It was clear the target of the legislation was the Liberal Democratic Party. Last November, after applications by the Liberal and Labor Parties, the Australian Electoral Commission (AEC) gave notice that the Liberal Democratic Party and the Democratic Labour Party would be de-registered if they did not change their names.

The full 3-person Australian Electoral Commission confirmed the original de-registration notice from November on 9 February., so the Liberal Democrats were de-registered under their existing name.

On 9 March the High Court upheld the new law by which the party had been de-registered. It looked like game, set and match for the Liberal Democrats.

But no, the Liberal Democrats are free to contest the 2022 election under the name Liberal Democrats despite the law and despite the High Court.

It all comes down to a clever loophole in the law that someone in the party spotted.
Read More »Loophole allows Liberal Democrats to Retain their Party Name

Why the 2022 House and Senate Elections will be held on the same day

Last year I wrote a post on possible elections dates. In the post I wrote “There is a highly improbable option for a half-Senate election by 21 May 2022 and a separate House election as late as 3 September 2022.”

This improbable option keeps being re-cycled as a real possibility.

It isn’t.

If the government doesn’t call a May election for the House in conjunction with the required half-Senate election, it would be an admission by the government that it is too frit to face the electorate. There is no constitutional or public administration reason to hold separate elections for the House and half-Senate in 2022. Separating the elections would be because the government saw some electoral benefit.

In my view there is no benefit for the government in splitting the elections. In fact, splitting the election would be a terrible re-election strategy. Forcing the electorate to vote twice at most only 15 weeks apart would be deeply deeply unpopular and almost guarantee the government’s defeat.

No Australian Prime Minister has ever called a separate half-Senate election at a time when a House election was due. No Prime Minister has ever delayed a House election beyond its normal term by creating two elections 15 weeks apart. Prime Minister Morrison is not going to the first Prime Minister to engage in the folly of splitting the two elections in this way. He didn’t do it in 2019 and he is not going to do it in 2022.

The only people peddling this split election nonsense are people on twitter who hate the government. Splitting the elections would guarantee defeat.

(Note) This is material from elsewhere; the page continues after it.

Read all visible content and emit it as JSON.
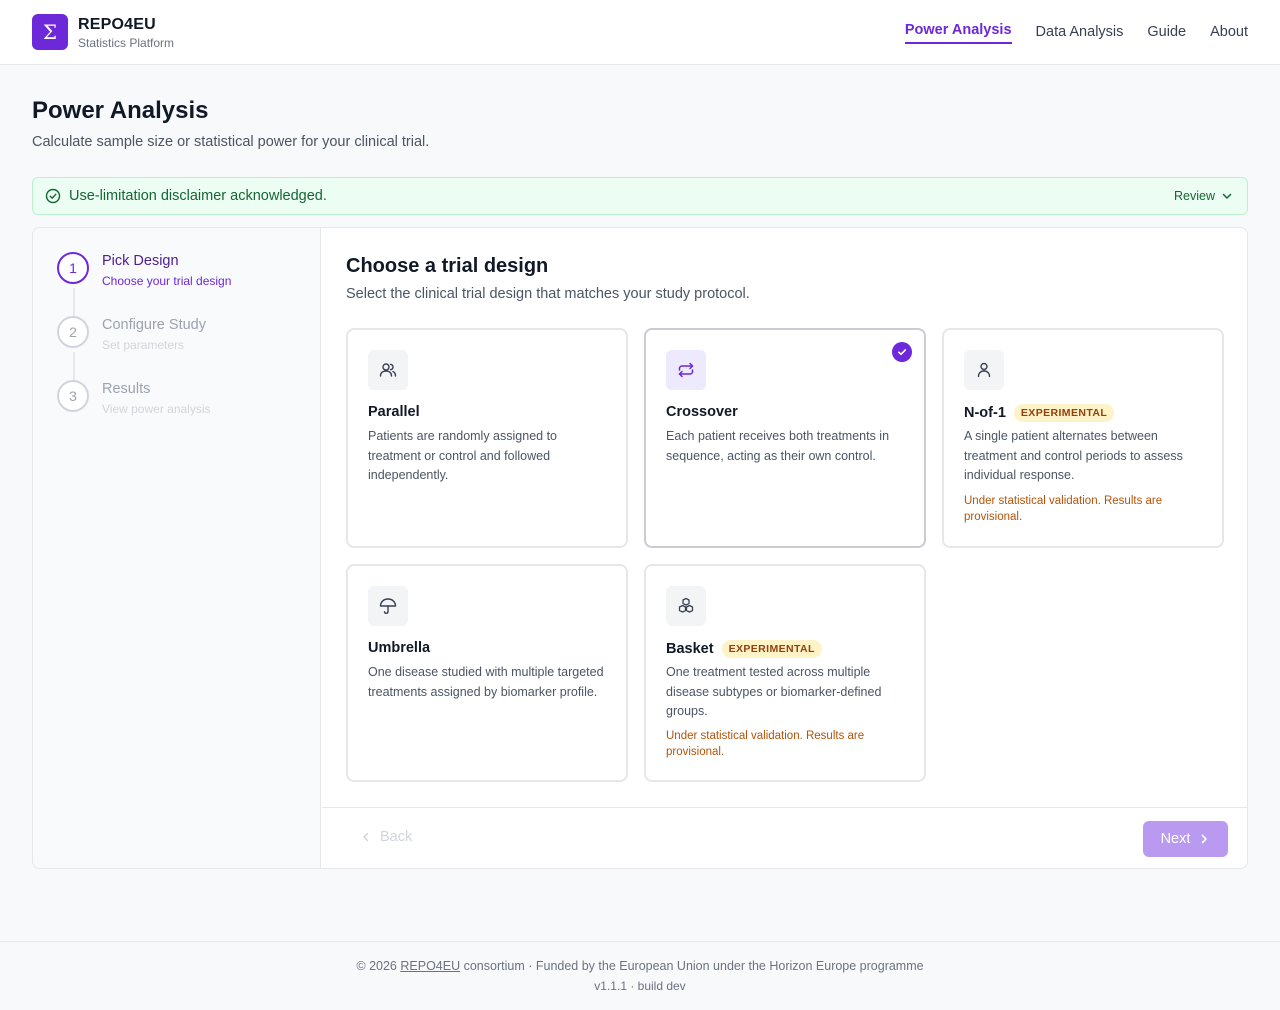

The government is not going to select the option that is its worst possible option for winning re-election.

So having vented my irritation that this nonsense is still being peddled, let me explain why the elections can be split.Read More »Why the 2022 House and Senate Elections will be held on the same day

What to Watch for with the NSW By-elections

It’s Saturday 12 February 2022, by-election day in NSW.

It’s not often you get four by-elections caused by such high profile departures from parliament, three former party leaders including a former Premier, Deputy Premier and Opposition Leader, and a former senior cabinet member.

The four by-elections with links to my ABC election guide for each are

I’m involved in the ABC’s live coverage of the results from 6pm on ABC news channel. You can also follow the results at the ABC elections site where I will add some relevant commentary when I’m not too busy with the television coverage.Read More »What to Watch for with the NSW By-elections

Federal Election Guide Published

It hasn’t had it’s formal launch yet, but my 2022 Federal Election Guide has been published by the ABC.

Here’s the link
https://www.abc.net.au/news/elections/federal/2022/guide/preview-national

That’s the link to the overall election preview which includes links to a preview for the contest in each state.

At the top of the page are the usual links to Electorate and Candidate index pages. From these you can navigate to a profile for every electorate.

There’s more to be added to the site but this is a good start.Read More »Federal Election Guide Published